ince its founding, the NYSUT Women’s Committee has prioritized women’s health as a vital issue, and this November’s annual meeting turned the spotlight on key health areas for women, including Alzheimer’s Disease.

“Representation matters. We know this because we have seen it,” said NYSUT Executive Vice President Jolene DiBrango, who chairs the committee.

“We know that women must be their own best advocate when it comes to access to health care and the actual care they receive,” DiBrango added. “That’s just one example of why it is so important for women to hold positions of leadership and power in all sectors, so that the challenges that are unique to them are understood by those they go to for guidance and support.”

Board member Dora Leland and Executive Vice President Jolene DiBrango
Dora LeLand/Twitter
NYSUT Board member Dora Leland and Executive Vice President Jolene DiBrango take a quick photo break at the November Women’s Committee meeting.
In New York state, more than 410,000 people are living with Alzheimer’s, and two-thirds of those New Yorkers are women. Women also bear the brunt of care when it comes to Alzheimer’s patients, and that can take a toll mentally, physically and financially.

In November, the Northeastern New York Chapter of the Alzheimer’s Association presented the latest research on this devastating disease to NYSUT’s Women’s Committee. The organization, represented by Executive Director Elizabeth Smith-Boivin, and Erica Salamida, director of community outreach, also discussed the array of resources that are available to women dealing with Alzheimer’s.

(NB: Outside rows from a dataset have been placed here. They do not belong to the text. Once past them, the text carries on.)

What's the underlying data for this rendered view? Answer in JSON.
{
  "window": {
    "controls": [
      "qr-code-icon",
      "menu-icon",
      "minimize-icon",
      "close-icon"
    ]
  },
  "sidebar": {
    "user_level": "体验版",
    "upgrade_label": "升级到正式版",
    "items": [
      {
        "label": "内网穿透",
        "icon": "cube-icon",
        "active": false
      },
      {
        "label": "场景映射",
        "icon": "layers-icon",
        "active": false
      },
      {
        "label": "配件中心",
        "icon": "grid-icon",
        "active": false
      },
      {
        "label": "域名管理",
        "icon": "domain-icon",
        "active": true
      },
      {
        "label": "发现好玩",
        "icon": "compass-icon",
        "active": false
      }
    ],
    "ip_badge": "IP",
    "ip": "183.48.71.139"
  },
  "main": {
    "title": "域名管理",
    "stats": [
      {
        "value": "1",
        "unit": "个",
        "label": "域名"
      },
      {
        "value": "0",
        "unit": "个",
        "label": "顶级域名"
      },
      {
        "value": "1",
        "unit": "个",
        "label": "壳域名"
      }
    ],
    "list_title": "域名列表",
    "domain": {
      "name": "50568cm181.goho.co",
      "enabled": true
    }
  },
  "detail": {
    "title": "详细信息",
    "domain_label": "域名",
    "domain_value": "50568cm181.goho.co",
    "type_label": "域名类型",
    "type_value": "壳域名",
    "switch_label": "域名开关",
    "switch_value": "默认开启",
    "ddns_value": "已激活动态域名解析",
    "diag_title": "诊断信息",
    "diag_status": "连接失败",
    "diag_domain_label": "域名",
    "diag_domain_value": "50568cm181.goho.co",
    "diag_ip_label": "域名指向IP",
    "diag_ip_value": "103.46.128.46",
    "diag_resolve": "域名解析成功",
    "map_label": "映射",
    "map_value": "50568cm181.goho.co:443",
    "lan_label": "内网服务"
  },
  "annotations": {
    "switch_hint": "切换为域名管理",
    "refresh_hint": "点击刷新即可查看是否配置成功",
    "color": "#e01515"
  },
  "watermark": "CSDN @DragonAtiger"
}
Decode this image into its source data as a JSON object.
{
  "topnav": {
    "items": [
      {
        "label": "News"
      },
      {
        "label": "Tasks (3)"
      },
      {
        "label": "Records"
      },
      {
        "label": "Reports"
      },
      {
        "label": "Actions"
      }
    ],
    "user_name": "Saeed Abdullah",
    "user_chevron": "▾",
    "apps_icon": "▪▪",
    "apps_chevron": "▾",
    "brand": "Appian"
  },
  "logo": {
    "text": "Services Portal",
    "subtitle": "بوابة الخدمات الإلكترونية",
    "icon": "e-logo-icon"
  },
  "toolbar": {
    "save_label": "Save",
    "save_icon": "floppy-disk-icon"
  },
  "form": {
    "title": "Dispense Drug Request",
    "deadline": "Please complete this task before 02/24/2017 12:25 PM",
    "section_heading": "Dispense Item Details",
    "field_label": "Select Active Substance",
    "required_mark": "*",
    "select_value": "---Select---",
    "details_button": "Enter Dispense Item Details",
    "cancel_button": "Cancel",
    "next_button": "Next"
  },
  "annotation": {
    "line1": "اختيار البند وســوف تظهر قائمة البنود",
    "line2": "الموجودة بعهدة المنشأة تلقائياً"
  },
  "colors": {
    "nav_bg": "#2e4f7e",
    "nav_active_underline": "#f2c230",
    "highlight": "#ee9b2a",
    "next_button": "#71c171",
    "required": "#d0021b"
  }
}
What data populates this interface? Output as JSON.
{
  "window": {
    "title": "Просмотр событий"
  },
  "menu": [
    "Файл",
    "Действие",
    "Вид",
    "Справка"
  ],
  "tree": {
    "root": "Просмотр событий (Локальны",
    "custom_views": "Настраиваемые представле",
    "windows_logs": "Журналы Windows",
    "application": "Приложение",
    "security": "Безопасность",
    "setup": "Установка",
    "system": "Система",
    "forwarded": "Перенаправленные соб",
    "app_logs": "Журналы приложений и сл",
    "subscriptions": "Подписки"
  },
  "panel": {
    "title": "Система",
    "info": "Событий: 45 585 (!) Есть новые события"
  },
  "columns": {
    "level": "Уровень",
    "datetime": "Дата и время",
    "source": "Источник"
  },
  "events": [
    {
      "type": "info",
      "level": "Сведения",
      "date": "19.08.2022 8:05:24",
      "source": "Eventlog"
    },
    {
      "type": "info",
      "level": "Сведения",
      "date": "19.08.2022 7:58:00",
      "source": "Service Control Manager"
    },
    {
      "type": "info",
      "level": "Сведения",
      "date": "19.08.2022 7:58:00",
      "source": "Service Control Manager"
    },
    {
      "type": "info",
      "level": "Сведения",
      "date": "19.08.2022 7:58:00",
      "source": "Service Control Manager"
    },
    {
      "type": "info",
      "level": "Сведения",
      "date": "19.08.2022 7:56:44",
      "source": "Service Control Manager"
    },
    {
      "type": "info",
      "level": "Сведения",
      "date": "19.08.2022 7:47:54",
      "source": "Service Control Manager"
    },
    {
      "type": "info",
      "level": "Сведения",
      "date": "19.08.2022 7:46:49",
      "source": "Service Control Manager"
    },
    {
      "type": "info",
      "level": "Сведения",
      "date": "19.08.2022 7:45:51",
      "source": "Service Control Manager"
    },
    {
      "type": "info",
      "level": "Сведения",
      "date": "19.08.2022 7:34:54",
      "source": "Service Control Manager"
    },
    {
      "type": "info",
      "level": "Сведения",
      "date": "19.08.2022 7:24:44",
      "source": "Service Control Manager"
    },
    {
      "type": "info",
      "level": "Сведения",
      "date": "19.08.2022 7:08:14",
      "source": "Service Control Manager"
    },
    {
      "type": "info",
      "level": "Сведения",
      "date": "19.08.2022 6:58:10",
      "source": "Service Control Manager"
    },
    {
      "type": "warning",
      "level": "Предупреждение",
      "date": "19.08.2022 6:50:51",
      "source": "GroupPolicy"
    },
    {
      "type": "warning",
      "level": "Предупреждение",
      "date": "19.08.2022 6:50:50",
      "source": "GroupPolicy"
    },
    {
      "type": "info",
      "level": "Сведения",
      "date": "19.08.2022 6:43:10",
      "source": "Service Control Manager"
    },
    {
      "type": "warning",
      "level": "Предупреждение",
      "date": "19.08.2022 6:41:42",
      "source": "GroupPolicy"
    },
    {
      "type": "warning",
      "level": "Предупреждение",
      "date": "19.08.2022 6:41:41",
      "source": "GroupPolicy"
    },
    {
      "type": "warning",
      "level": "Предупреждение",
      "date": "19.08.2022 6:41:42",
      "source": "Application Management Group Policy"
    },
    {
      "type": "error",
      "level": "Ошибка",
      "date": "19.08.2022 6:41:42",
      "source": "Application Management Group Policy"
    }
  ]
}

“People were really captivated by the content because it does really have a significant impact on women,” said Smith-Boivin. She said her organization continues to raise awareness but emphasized that they can’t do it alone. “That’s why it was so good to see this committee successfully mobilizing a community around the cause,” she added.

Barbara Hafner, vice president of NYSUT Retiree Council 18 and chairperson of the Long Island Retiree Delegate Council, was impressed by the resources the Alzheimer’s Association offers families and plans to bring information back to her local members in January.

“I always found the topic of Alzheimer’s to be scary, because it always seemed like a hopeless case,” Hafner said. “But after listening to these two women, it was scary, but we learned there’s also hope.”

The NYSUT Women’s Committee is co-chaired by Aisha Cook, New Rochelle Federation of United School Employees, and Leslie Rose, Hewlett Woodmere Faculty Association. To learn more about the committee, visit nysut.org/women.